*Action item:* Within the data below, find the string "icon" and return each line where it occurs.
□ □ □ □
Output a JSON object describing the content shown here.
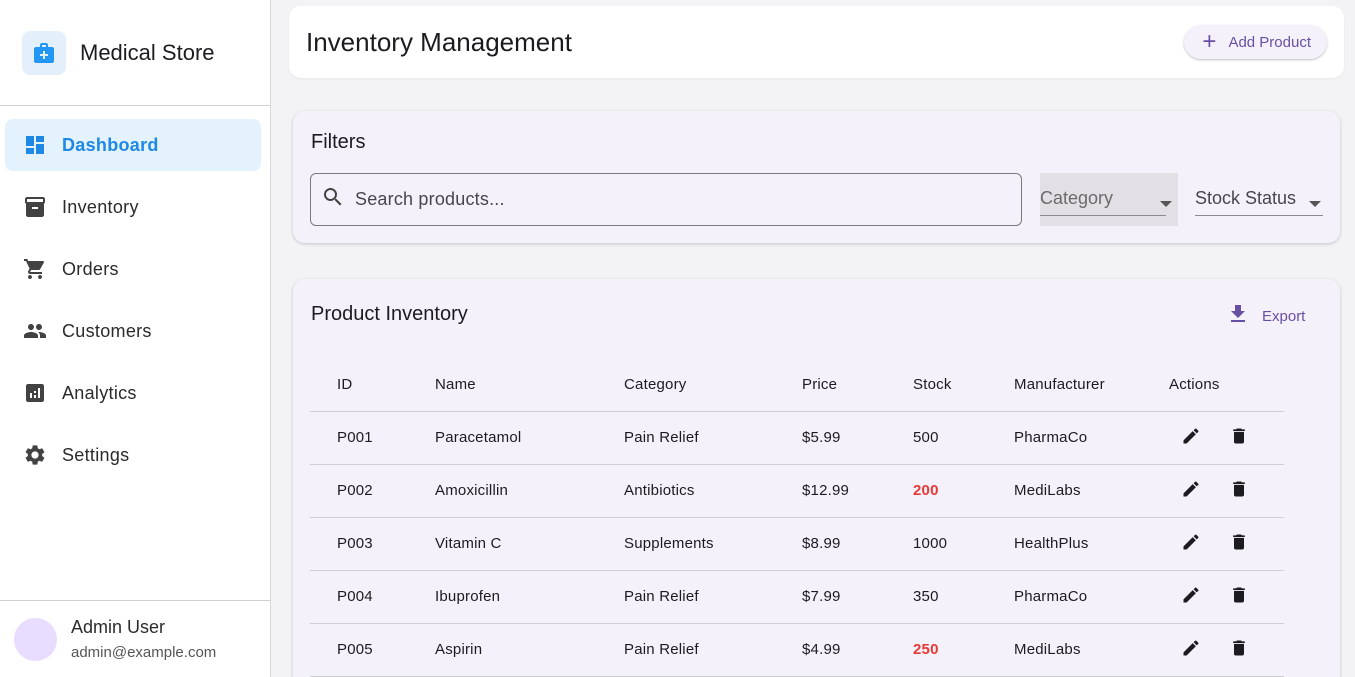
{
  "brand": {
    "title": "Medical Store",
    "icon": "medical-bag-icon",
    "accent": "#2196f3"
  },
  "sidebar": {
    "items": [
      {
        "label": "Dashboard",
        "icon": "dashboard-icon",
        "active": true
      },
      {
        "label": "Inventory",
        "icon": "archive-icon",
        "active": false
      },
      {
        "label": "Orders",
        "icon": "shopping-cart-icon",
        "active": false
      },
      {
        "label": "Customers",
        "icon": "people-icon",
        "active": false
      },
      {
        "label": "Analytics",
        "icon": "analytics-icon",
        "active": false
      },
      {
        "label": "Settings",
        "icon": "gear-icon",
        "active": false
      }
    ]
  },
  "user": {
    "name": "Admin User",
    "email": "admin@example.com"
  },
  "header": {
    "title": "Inventory Management",
    "add_label": "Add Product"
  },
  "filters": {
    "title": "Filters",
    "search_placeholder": "Search products...",
    "category_label": "Category",
    "stock_status_label": "Stock Status"
  },
  "inventory": {
    "title": "Product Inventory",
    "export_label": "Export",
    "columns": [
      "ID",
      "Name",
      "Category",
      "Price",
      "Stock",
      "Manufacturer",
      "Actions"
    ],
    "rows": [
      {
        "id": "P001",
        "name": "Paracetamol",
        "category": "Pain Relief",
        "price": "$5.99",
        "stock": "500",
        "low": false,
        "manufacturer": "PharmaCo"
      },
      {
        "id": "P002",
        "name": "Amoxicillin",
        "category": "Antibiotics",
        "price": "$12.99",
        "stock": "200",
        "low": true,
        "manufacturer": "MediLabs"
      },
      {
        "id": "P003",
        "name": "Vitamin C",
        "category": "Supplements",
        "price": "$8.99",
        "stock": "1000",
        "low": false,
        "manufacturer": "HealthPlus"
      },
      {
        "id": "P004",
        "name": "Ibuprofen",
        "category": "Pain Relief",
        "price": "$7.99",
        "stock": "350",
        "low": false,
        "manufacturer": "PharmaCo"
      },
      {
        "id": "P005",
        "name": "Aspirin",
        "category": "Pain Relief",
        "price": "$4.99",
        "stock": "250",
        "low": true,
        "manufacturer": "MediLabs"
      }
    ]
  },
  "colors": {
    "primary": "#6750a4",
    "active_nav": "#1e88e5",
    "low_stock": "#e53935"
  }
}
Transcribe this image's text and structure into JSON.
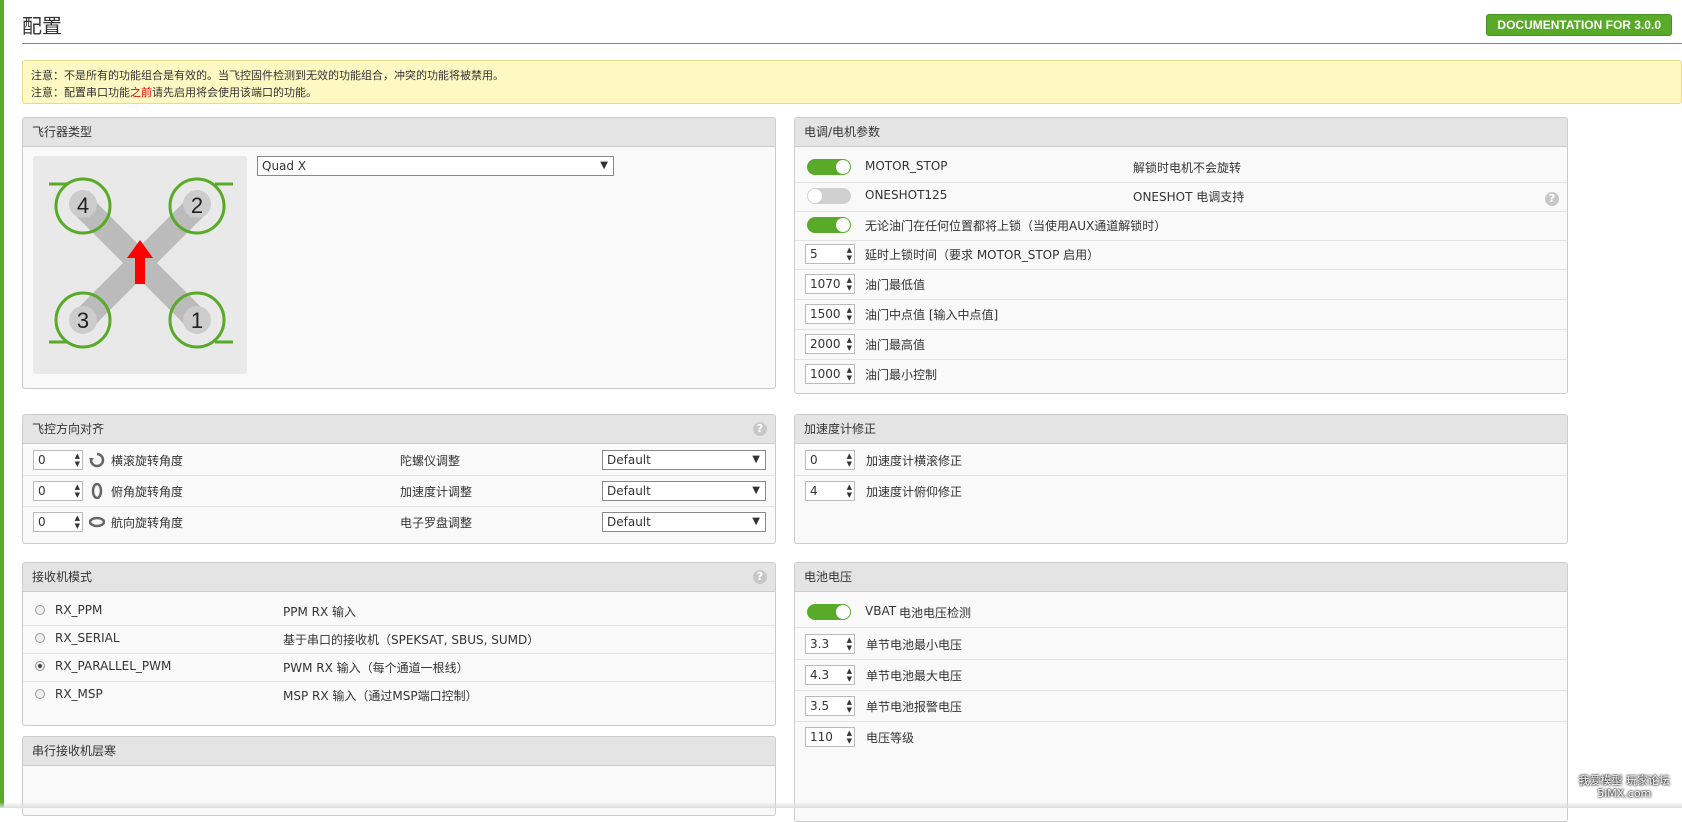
{
  "page": {
    "title": "配置",
    "doc_button": "DOCUMENTATION FOR 3.0.0"
  },
  "note": {
    "line1": "注意：不是所有的功能组合是有效的。当飞控固件检测到无效的功能组合，冲突的功能将被禁用。",
    "line2_a": "注意：配置串口功能",
    "line2_highlight": "之前",
    "line2_b": "请先启用将会使用该端口的功能。"
  },
  "aircraft": {
    "header": "飞行器类型",
    "selected": "Quad X",
    "motors": [
      "4",
      "2",
      "3",
      "1"
    ]
  },
  "esc": {
    "header": "电调/电机参数",
    "motor_stop": {
      "label": "MOTOR_STOP",
      "desc": "解锁时电机不会旋转",
      "on": true
    },
    "oneshot": {
      "label": "ONESHOT125",
      "desc": "ONESHOT 电调支持",
      "on": false
    },
    "arm_any": {
      "label": "无论油门在任何位置都将上锁（当使用AUX通道解锁时）",
      "on": true
    },
    "delay": {
      "value": "5",
      "label": "延时上锁时间（要求 MOTOR_STOP 启用）"
    },
    "min_throttle": {
      "value": "1070",
      "label": "油门最低值"
    },
    "mid_throttle": {
      "value": "1500",
      "label": "油门中点值 [输入中点值]"
    },
    "max_throttle": {
      "value": "2000",
      "label": "油门最高值"
    },
    "min_command": {
      "value": "1000",
      "label": "油门最小控制"
    }
  },
  "board": {
    "header": "飞控方向对齐",
    "roll": {
      "value": "0",
      "label": "横滚旋转角度"
    },
    "pitch": {
      "value": "0",
      "label": "俯角旋转角度"
    },
    "yaw": {
      "value": "0",
      "label": "航向旋转角度"
    },
    "gyro": {
      "label": "陀螺仪调整",
      "value": "Default"
    },
    "acc": {
      "label": "加速度计调整",
      "value": "Default"
    },
    "mag": {
      "label": "电子罗盘调整",
      "value": "Default"
    }
  },
  "acc_trim": {
    "header": "加速度计修正",
    "roll": {
      "value": "0",
      "label": "加速度计横滚修正"
    },
    "pitch": {
      "value": "4",
      "label": "加速度计俯仰修正"
    }
  },
  "receiver": {
    "header": "接收机模式",
    "options": [
      {
        "name": "RX_PPM",
        "desc": "PPM RX 输入",
        "selected": false
      },
      {
        "name": "RX_SERIAL",
        "desc": "基于串口的接收机（SPEKSAT, SBUS, SUMD）",
        "selected": false
      },
      {
        "name": "RX_PARALLEL_PWM",
        "desc": "PWM RX 输入（每个通道一根线）",
        "selected": true
      },
      {
        "name": "RX_MSP",
        "desc": "MSP RX 输入（通过MSP端口控制）",
        "selected": false
      }
    ]
  },
  "serial_rx": {
    "header": "串行接收机层寒"
  },
  "battery": {
    "header": "电池电压",
    "vbat": {
      "label": "VBAT",
      "desc": "电池电压检测",
      "on": true
    },
    "min_cell": {
      "value": "3.3",
      "label": "单节电池最小电压"
    },
    "max_cell": {
      "value": "4.3",
      "label": "单节电池最大电压"
    },
    "warn_cell": {
      "value": "3.5",
      "label": "单节电池报警电压"
    },
    "scale": {
      "value": "110",
      "label": "电压等级"
    }
  },
  "watermark": {
    "line1": "我爱模型 玩家论坛",
    "line2": "5iMX.com"
  },
  "colors": {
    "accent": "#59aa29",
    "note_bg": "#fef8c3",
    "arrow": "#ff0000"
  }
}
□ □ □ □
*Solution below:*
    "icon": "medical-bag-icon",
        "icon": "dashboard-icon",
        "icon": "archive-icon",
        "icon": "shopping-cart-icon",
        "icon": "people-icon",
        "icon": "analytics-icon",
        "icon": "gear-icon",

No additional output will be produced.